___ DATA EXTRACT
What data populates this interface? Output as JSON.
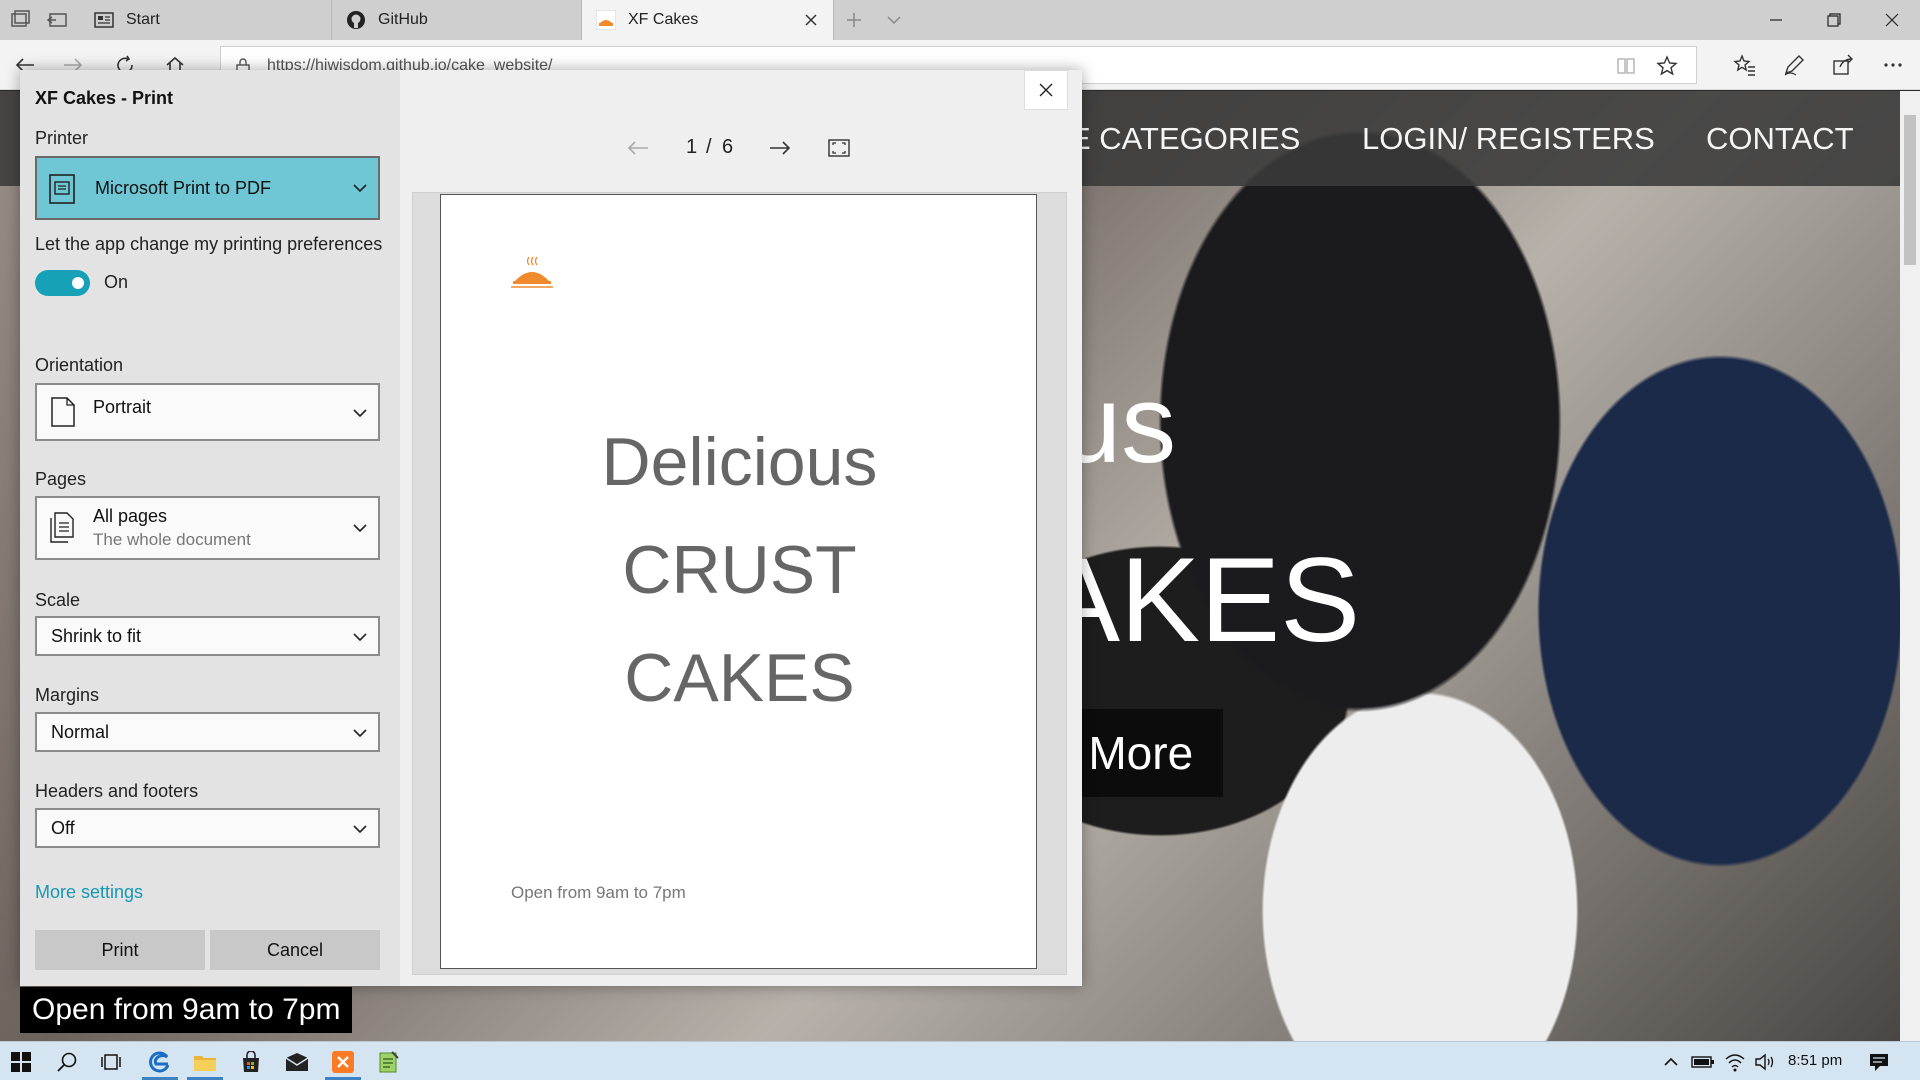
{
  "browser": {
    "tabs": [
      {
        "label": "Start",
        "icon": "start-page-icon"
      },
      {
        "label": "GitHub",
        "icon": "github-icon"
      },
      {
        "label": "XF Cakes",
        "icon": "xf-cakes-favicon",
        "active": true
      }
    ],
    "url": "https://hiwisdom.github.io/cake_website/"
  },
  "site": {
    "nav": [
      "E CATEGORIES",
      "LOGIN/ REGISTERS",
      "CONTACT"
    ],
    "hero_line1": "us",
    "hero_line2": "AKES",
    "hero_button": "e More",
    "open_banner": "Open from 9am to 7pm"
  },
  "print_dialog": {
    "title": "XF Cakes - Print",
    "printer_label": "Printer",
    "printer_value": "Microsoft Print to PDF",
    "pref_label": "Let the app change my printing preferences",
    "pref_state": "On",
    "orientation_label": "Orientation",
    "orientation_value": "Portrait",
    "pages_label": "Pages",
    "pages_value": "All pages",
    "pages_sub": "The whole document",
    "scale_label": "Scale",
    "scale_value": "Shrink to fit",
    "margins_label": "Margins",
    "margins_value": "Normal",
    "headers_label": "Headers and footers",
    "headers_value": "Off",
    "more_settings": "More settings",
    "print_button": "Print",
    "cancel_button": "Cancel",
    "page_current": "1",
    "page_sep": "/",
    "page_total": "6",
    "preview": {
      "line1": "Delicious",
      "line2": "CRUST",
      "line3": "CAKES",
      "footer": "Open from 9am to 7pm"
    }
  },
  "taskbar": {
    "time": "8:51 pm"
  },
  "colors": {
    "accent": "#16a1b8",
    "printer_highlight": "#6fc6d4",
    "link": "#1598b5"
  }
}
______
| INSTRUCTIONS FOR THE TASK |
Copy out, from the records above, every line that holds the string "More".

| WRITTEN ANSWER |
    "hero_button": "e More",
    "more_settings": "More settings",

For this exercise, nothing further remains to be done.